* Richard A. Epstein is a Distinguished Adjunct Senior Scholar at the Free State Foundation and the inaugural Laurence A. Tisch Professor of Law at NYU Law School. Prior to his joining the faculty, he was a visiting law professor at NYU from 2007 through 2009, when he was the James Parker Hall Distinguished Service Professor of Law at the University of Chicago. Professor Epstein also has served as the Peter and Kirstin Bedford Senior Fellow at the Hoover Institution since 2000. He has been a member of the American Academy of Arts and Sciences since 1985 and has been a Senior Fellow of the Center for Clinical Medical Ethics at the University of Chicago Medical School since 1983. He served as editor of the Journal of Legal Studies from 1981 to 1991, and as editor of the Journal of Law and Economics from 1991 to 2001. From 2001 to 2010 he was a director of the John M. Olin Program in Law and Economics at the University of Chicago.
This essay was previously published in Volume 36, Number 1 of the Harvard Journal of Law & Public Policy (Winter 2013). It is republished by the Free State Foundation with the Harvard Journal's permission, which is gratefully acknowledged.

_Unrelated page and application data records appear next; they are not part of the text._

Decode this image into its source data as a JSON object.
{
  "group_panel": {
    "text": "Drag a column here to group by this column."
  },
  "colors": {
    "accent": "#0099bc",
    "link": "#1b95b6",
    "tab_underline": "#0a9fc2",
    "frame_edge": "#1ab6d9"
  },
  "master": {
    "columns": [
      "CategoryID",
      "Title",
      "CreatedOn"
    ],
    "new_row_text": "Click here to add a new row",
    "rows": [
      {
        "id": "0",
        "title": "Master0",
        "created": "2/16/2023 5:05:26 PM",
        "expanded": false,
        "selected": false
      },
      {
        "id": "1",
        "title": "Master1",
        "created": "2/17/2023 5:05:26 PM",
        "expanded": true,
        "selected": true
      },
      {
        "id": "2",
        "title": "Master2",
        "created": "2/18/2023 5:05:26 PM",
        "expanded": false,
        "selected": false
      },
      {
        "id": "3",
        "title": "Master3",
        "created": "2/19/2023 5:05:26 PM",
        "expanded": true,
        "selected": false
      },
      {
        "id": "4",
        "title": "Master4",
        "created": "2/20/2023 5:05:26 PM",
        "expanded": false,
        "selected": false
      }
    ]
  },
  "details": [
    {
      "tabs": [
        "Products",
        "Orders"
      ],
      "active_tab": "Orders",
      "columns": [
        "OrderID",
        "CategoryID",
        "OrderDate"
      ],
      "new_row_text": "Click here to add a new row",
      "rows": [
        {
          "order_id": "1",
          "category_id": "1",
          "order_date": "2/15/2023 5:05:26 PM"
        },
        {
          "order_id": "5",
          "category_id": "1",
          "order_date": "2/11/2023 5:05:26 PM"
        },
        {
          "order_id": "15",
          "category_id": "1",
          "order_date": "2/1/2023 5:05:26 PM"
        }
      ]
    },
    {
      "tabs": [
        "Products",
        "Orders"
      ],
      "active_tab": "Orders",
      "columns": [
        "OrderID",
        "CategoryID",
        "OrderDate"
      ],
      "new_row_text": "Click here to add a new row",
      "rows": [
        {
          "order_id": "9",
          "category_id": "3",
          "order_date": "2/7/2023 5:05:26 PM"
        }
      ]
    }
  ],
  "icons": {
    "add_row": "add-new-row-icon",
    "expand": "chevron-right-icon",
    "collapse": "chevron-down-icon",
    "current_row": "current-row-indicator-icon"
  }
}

The Free State Foundation is a nonpartisan, Section 501(c)(3) free market-oriented think tank located in Rockville, Maryland.